For the word "design", search the records and show each line in which it occurs.

Web page and app entries
###

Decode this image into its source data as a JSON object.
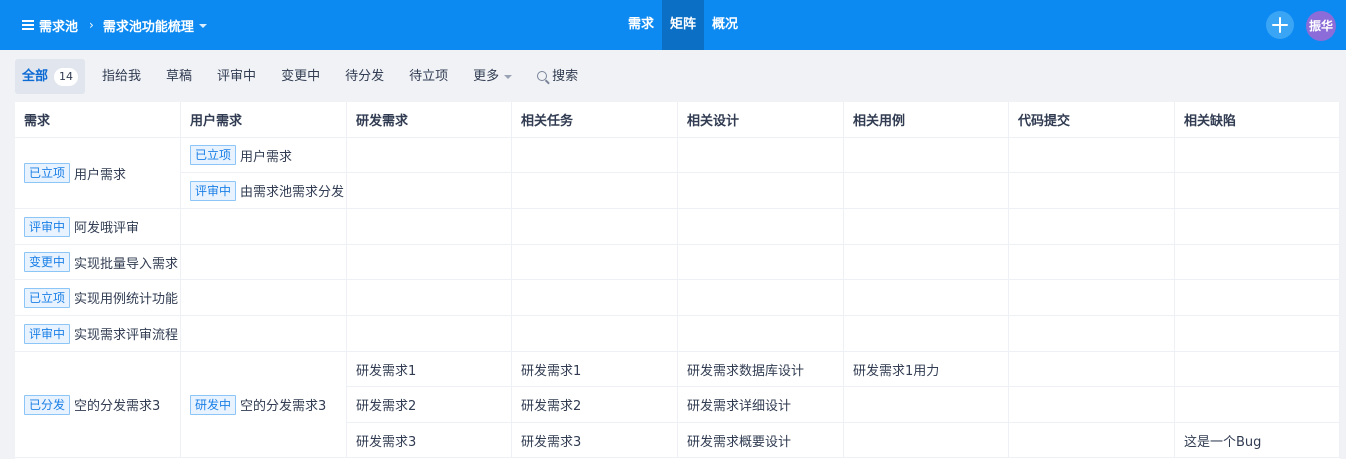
{
  "header": {
    "breadcrumb_root": "需求池",
    "breadcrumb_sep": "›",
    "breadcrumb_current": "需求池功能梳理",
    "nav": [
      {
        "label": "需求",
        "active": false
      },
      {
        "label": "矩阵",
        "active": true
      },
      {
        "label": "概况",
        "active": false
      }
    ],
    "user": "振华",
    "colors": {
      "bar": "#0c8af1",
      "active_tab": "#0a6fc5",
      "avatar": "#8b6cd8"
    }
  },
  "filters": {
    "all_label": "全部",
    "all_count": "14",
    "items": [
      "指给我",
      "草稿",
      "评审中",
      "变更中",
      "待分发",
      "待立项"
    ],
    "more_label": "更多",
    "search_label": "搜索"
  },
  "table": {
    "headers": [
      "需求",
      "用户需求",
      "研发需求",
      "相关任务",
      "相关设计",
      "相关用例",
      "代码提交",
      "相关缺陷"
    ],
    "rows": [
      {
        "req_badge": "已立项",
        "req_title": "用户需求",
        "user_reqs": [
          {
            "badge": "已立项",
            "title": "用户需求"
          },
          {
            "badge": "评审中",
            "title": "由需求池需求分发"
          }
        ]
      },
      {
        "req_badge": "评审中",
        "req_title": "阿发哦评审"
      },
      {
        "req_badge": "变更中",
        "req_title": "实现批量导入需求"
      },
      {
        "req_badge": "已立项",
        "req_title": "实现用例统计功能"
      },
      {
        "req_badge": "评审中",
        "req_title": "实现需求评审流程"
      },
      {
        "req_badge": "已分发",
        "req_title": "空的分发需求3",
        "user_badge": "研发中",
        "user_title": "空的分发需求3",
        "dev_rows": [
          {
            "dev": "研发需求1",
            "task": "研发需求1",
            "design": "研发需求数据库设计",
            "case": "研发需求1用力",
            "commit": "",
            "bug": ""
          },
          {
            "dev": "研发需求2",
            "task": "研发需求2",
            "design": "研发需求详细设计",
            "case": "",
            "commit": "",
            "bug": ""
          },
          {
            "dev": "研发需求3",
            "task": "研发需求3",
            "design": "研发需求概要设计",
            "case": "",
            "commit": "",
            "bug": "这是一个Bug"
          }
        ]
      }
    ]
  }
}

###

*ANSWER FOR THE TASK:*
            "design": "研发需求数据库设计",
            "design": "研发需求详细设计",
            "design": "研发需求概要设计",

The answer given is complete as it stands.